▸ Element data from apps and pages
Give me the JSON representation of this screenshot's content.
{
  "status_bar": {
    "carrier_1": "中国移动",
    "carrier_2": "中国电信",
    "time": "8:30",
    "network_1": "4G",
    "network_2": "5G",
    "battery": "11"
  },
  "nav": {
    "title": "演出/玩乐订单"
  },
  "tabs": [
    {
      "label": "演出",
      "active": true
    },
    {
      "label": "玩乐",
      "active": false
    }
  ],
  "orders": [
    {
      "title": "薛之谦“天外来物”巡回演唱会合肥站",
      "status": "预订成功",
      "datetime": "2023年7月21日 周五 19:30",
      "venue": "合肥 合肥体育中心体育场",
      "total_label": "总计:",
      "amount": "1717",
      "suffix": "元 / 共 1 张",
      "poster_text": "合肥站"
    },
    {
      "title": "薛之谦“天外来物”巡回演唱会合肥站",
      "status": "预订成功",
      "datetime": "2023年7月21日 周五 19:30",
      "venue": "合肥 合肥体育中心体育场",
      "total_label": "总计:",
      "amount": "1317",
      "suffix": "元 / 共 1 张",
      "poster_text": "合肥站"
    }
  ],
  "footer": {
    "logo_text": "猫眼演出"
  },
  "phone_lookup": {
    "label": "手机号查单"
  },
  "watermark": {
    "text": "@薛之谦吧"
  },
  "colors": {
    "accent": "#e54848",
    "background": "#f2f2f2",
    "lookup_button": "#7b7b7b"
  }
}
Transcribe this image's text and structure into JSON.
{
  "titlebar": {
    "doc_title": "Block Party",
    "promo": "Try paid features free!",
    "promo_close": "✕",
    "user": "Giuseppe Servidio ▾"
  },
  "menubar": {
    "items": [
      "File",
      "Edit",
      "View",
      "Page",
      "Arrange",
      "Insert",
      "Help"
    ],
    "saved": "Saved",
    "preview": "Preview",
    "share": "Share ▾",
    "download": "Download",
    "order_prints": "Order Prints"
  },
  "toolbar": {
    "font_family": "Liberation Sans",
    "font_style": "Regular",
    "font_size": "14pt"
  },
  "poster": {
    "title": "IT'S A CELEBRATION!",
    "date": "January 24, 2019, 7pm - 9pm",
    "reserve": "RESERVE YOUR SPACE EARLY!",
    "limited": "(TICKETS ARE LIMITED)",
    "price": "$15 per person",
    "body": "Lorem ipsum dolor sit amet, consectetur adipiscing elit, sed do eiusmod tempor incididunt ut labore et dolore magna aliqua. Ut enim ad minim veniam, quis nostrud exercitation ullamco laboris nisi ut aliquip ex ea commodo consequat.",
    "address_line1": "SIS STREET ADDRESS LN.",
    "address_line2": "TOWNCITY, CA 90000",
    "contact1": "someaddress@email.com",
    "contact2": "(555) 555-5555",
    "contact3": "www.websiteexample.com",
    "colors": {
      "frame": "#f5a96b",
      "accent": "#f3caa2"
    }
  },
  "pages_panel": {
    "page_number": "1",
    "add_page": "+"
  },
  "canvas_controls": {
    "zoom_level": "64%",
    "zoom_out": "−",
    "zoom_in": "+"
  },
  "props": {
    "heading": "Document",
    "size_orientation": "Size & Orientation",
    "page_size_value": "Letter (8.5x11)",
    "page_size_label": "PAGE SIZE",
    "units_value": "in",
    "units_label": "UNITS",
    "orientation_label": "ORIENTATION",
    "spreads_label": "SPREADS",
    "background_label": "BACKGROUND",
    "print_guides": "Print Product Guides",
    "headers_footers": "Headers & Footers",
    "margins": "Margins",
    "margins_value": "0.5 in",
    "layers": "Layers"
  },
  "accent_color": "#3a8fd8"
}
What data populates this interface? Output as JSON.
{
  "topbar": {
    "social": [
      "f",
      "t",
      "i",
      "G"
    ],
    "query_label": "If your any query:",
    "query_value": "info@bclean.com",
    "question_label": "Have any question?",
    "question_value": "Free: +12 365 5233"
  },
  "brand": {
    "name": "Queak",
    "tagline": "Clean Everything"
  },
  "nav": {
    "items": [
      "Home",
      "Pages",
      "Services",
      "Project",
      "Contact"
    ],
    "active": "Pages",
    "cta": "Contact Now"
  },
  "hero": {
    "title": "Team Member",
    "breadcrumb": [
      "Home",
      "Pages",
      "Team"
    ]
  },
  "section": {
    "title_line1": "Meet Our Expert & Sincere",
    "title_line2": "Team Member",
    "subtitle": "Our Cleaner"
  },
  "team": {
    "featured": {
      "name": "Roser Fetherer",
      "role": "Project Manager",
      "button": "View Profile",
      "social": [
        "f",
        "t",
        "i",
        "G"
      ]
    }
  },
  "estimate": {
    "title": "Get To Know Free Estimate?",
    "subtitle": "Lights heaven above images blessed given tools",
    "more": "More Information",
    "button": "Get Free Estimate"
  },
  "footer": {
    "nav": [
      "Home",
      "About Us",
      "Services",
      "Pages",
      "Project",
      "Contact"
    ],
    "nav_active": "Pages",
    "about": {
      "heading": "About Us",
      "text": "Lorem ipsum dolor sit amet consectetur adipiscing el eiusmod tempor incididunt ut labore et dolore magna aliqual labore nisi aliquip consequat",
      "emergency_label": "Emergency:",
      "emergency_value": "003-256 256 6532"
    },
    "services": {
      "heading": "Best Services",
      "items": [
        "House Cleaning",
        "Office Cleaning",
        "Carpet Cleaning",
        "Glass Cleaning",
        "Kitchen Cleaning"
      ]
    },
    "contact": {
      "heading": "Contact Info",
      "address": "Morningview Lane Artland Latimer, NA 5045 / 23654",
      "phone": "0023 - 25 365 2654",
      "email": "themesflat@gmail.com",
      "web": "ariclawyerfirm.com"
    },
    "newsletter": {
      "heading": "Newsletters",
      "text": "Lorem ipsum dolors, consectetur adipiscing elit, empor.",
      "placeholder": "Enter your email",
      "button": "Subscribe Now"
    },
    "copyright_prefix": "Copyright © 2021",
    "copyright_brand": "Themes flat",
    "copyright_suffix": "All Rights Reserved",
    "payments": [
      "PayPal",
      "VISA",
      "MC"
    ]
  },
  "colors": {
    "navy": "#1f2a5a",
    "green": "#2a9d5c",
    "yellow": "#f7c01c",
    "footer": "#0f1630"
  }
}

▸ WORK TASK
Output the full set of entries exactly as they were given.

▸ OUTPUT BELOW
Give me the JSON representation of this screenshot's content.
{
  "status_bar": {
    "carrier_1": "中国移动",
    "carrier_2": "中国电信",
    "time": "8:30",
    "network_1": "4G",
    "network_2": "5G",
    "battery": "11"
  },
  "nav": {
    "title": "演出/玩乐订单"
  },
  "tabs": [
    {
      "label": "演出",
      "active": true
    },
    {
      "label": "玩乐",
      "active": false
    }
  ],
  "orders": [
    {
      "title": "薛之谦“天外来物”巡回演唱会合肥站",
      "status": "预订成功",
      "datetime": "2023年7月21日 周五 19:30",
      "venue": "合肥 合肥体育中心体育场",
      "total_label": "总计:",
      "amount": "1717",
      "suffix": "元 / 共 1 张",
      "poster_text": "合肥站"
    },
    {
      "title": "薛之谦“天外来物”巡回演唱会合肥站",
      "status": "预订成功",
      "datetime": "2023年7月21日 周五 19:30",
      "venue": "合肥 合肥体育中心体育场",
      "total_label": "总计:",
      "amount": "1317",
      "suffix": "元 / 共 1 张",
      "poster_text": "合肥站"
    }
  ],
  "footer": {
    "logo_text": "猫眼演出"
  },
  "phone_lookup": {
    "label": "手机号查单"
  },
  "watermark": {
    "text": "@薛之谦吧"
  },
  "colors": {
    "accent": "#e54848",
    "background": "#f2f2f2",
    "lookup_button": "#7b7b7b"
  }
}
Transcribe this image's text and structure into JSON.
{
  "titlebar": {
    "doc_title": "Block Party",
    "promo": "Try paid features free!",
    "promo_close": "✕",
    "user": "Giuseppe Servidio ▾"
  },
  "menubar": {
    "items": [
      "File",
      "Edit",
      "View",
      "Page",
      "Arrange",
      "Insert",
      "Help"
    ],
    "saved": "Saved",
    "preview": "Preview",
    "share": "Share ▾",
    "download": "Download",
    "order_prints": "Order Prints"
  },
  "toolbar": {
    "font_family": "Liberation Sans",
    "font_style": "Regular",
    "font_size": "14pt"
  },
  "poster": {
    "title": "IT'S A CELEBRATION!",
    "date": "January 24, 2019, 7pm - 9pm",
    "reserve": "RESERVE YOUR SPACE EARLY!",
    "limited": "(TICKETS ARE LIMITED)",
    "price": "$15 per person",
    "body": "Lorem ipsum dolor sit amet, consectetur adipiscing elit, sed do eiusmod tempor incididunt ut labore et dolore magna aliqua. Ut enim ad minim veniam, quis nostrud exercitation ullamco laboris nisi ut aliquip ex ea commodo consequat.",
    "address_line1": "SIS STREET ADDRESS LN.",
    "address_line2": "TOWNCITY, CA 90000",
    "contact1": "someaddress@email.com",
    "contact2": "(555) 555-5555",
    "contact3": "www.websiteexample.com",
    "colors": {
      "frame": "#f5a96b",
      "accent": "#f3caa2"
    }
  },
  "pages_panel": {
    "page_number": "1",
    "add_page": "+"
  },
  "canvas_controls": {
    "zoom_level": "64%",
    "zoom_out": "−",
    "zoom_in": "+"
  },
  "props": {
    "heading": "Document",
    "size_orientation": "Size & Orientation",
    "page_size_value": "Letter (8.5x11)",
    "page_size_label": "PAGE SIZE",
    "units_value": "in",
    "units_label": "UNITS",
    "orientation_label": "ORIENTATION",
    "spreads_label": "SPREADS",
    "background_label": "BACKGROUND",
    "print_guides": "Print Product Guides",
    "headers_footers": "Headers & Footers",
    "margins": "Margins",
    "margins_value": "0.5 in",
    "layers": "Layers"
  },
  "accent_color": "#3a8fd8"
}
What data populates this interface? Output as JSON.
{
  "topbar": {
    "social": [
      "f",
      "t",
      "i",
      "G"
    ],
    "query_label": "If your any query:",
    "query_value": "info@bclean.com",
    "question_label": "Have any question?",
    "question_value": "Free: +12 365 5233"
  },
  "brand": {
    "name": "Queak",
    "tagline": "Clean Everything"
  },
  "nav": {
    "items": [
      "Home",
      "Pages",
      "Services",
      "Project",
      "Contact"
    ],
    "active": "Pages",
    "cta": "Contact Now"
  },
  "hero": {
    "title": "Team Member",
    "breadcrumb": [
      "Home",
      "Pages",
      "Team"
    ]
  },
  "section": {
    "title_line1": "Meet Our Expert & Sincere",
    "title_line2": "Team Member",
    "subtitle": "Our Cleaner"
  },
  "team": {
    "featured": {
      "name": "Roser Fetherer",
      "role": "Project Manager",
      "button": "View Profile",
      "social": [
        "f",
        "t",
        "i",
        "G"
      ]
    }
  },
  "estimate": {
    "title": "Get To Know Free Estimate?",
    "subtitle": "Lights heaven above images blessed given tools",
    "more": "More Information",
    "button": "Get Free Estimate"
  },
  "footer": {
    "nav": [
      "Home",
      "About Us",
      "Services",
      "Pages",
      "Project",
      "Contact"
    ],
    "nav_active": "Pages",
    "about": {
      "heading": "About Us",
      "text": "Lorem ipsum dolor sit amet consectetur adipiscing el eiusmod tempor incididunt ut labore et dolore magna aliqual labore nisi aliquip consequat",
      "emergency_label": "Emergency:",
      "emergency_value": "003-256 256 6532"
    },
    "services": {
      "heading": "Best Services",
      "items": [
        "House Cleaning",
        "Office Cleaning",
        "Carpet Cleaning",
        "Glass Cleaning",
        "Kitchen Cleaning"
      ]
    },
    "contact": {
      "heading": "Contact Info",
      "address": "Morningview Lane Artland Latimer, NA 5045 / 23654",
      "phone": "0023 - 25 365 2654",
      "email": "themesflat@gmail.com",
      "web": "ariclawyerfirm.com"
    },
    "newsletter": {
      "heading": "Newsletters",
      "text": "Lorem ipsum dolors, consectetur adipiscing elit, empor.",
      "placeholder": "Enter your email",
      "button": "Subscribe Now"
    },
    "copyright_prefix": "Copyright © 2021",
    "copyright_brand": "Themes flat",
    "copyright_suffix": "All Rights Reserved",
    "payments": [
      "PayPal",
      "VISA",
      "MC"
    ]
  },
  "colors": {
    "navy": "#1f2a5a",
    "green": "#2a9d5c",
    "yellow": "#f7c01c",
    "footer": "#0f1630"
  }
}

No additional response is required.